  • I will treat my colleagues with the degree of sensitivity, courtesy and respect due from one human being to another, even in the difficult circumstances of disagreement, being criticised or offering criticism and telling or being told bad news.
  • I will help my colleagues to recover from error, to change their minds and to acknowledge their limitations without seriously undermining their relationships with individuals and the organisation.
  • I will advise my colleagues of dangers and pitfalls that I am aware of and will not allow them to make errors that I can prevent.
  • I will not undermine the actions and purpose of my colleagues by instituting policies or practices, alone or with others, without consulting with them, declaring my agenda and disclosing my methods for wider consideration.
  • I will encourage my colleagues to question my opinions and decisions without risk to them. In addition I will not obstruct the expression of an opinion or belief merely because it is inconvenient or because I disagree with it.

Remember that every time a bully 'gets away' with the behaviour it is a signal to him or her that the organisation thinks it is acceptable.

The University of Western Australia recognises that bullying does occur from time to time in parts of the institution and is committed to addressing it appropriately when it is reported. The Equal Opportunity Advisory Committee is currently developing a Bullying Action Plan. The Equity and Diversity Office has also negotiated with our Employee Assistance Providers to keep a record of cases that can be defined as bullying so that the University has a benchmark by which to measure improvement. It is also part of the University's Enterprise Agreement with staff to review its grievance procedures in order to simplify them and make them more user-friendly.

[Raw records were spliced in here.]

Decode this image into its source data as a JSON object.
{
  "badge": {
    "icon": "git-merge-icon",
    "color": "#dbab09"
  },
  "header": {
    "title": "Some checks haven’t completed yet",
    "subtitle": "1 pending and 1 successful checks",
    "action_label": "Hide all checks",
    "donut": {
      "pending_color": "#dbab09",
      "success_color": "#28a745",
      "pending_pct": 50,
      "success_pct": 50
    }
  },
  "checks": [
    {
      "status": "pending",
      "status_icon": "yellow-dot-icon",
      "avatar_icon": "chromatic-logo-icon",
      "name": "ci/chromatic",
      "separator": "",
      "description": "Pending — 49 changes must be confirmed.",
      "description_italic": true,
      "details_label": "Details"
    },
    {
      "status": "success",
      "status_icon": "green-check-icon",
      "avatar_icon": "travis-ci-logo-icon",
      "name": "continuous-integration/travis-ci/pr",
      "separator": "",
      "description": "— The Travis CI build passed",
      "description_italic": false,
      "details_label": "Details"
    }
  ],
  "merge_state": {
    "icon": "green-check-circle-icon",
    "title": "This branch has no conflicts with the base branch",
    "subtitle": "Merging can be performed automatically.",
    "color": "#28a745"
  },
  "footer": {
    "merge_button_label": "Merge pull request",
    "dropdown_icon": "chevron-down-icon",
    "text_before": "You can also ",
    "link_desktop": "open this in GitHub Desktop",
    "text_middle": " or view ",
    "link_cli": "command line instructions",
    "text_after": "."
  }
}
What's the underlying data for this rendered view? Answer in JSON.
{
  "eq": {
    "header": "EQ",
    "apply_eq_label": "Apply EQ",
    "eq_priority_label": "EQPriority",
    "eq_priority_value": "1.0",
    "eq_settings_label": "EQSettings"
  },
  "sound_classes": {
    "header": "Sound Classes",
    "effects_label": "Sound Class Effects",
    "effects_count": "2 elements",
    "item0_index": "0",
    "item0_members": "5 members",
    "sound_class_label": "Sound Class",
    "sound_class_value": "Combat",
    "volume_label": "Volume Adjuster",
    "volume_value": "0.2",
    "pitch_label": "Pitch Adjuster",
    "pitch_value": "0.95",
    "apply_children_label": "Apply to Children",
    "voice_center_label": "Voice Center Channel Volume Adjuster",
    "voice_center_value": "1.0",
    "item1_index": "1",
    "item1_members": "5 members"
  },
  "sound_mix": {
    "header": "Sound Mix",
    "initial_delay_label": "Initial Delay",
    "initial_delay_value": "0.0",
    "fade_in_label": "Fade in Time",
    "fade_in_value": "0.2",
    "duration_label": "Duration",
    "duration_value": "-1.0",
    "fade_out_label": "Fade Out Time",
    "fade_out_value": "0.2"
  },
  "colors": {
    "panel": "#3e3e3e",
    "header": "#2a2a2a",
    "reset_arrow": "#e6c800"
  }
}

Staff members who have been the target of bullying behaviours are encouraged to access the University's Employee Assistance Programme (EAP) either through Davidson Trahaire or the University Counselling Service. Both providers have counsellors who are experienced professionals with specialist expertise and experience. All consultations are confidential. Managers who need advice on dealing with difficult people issues are encouraged to use the Manager Assist facility also provided through the EAP.


No comments:

Post a Comment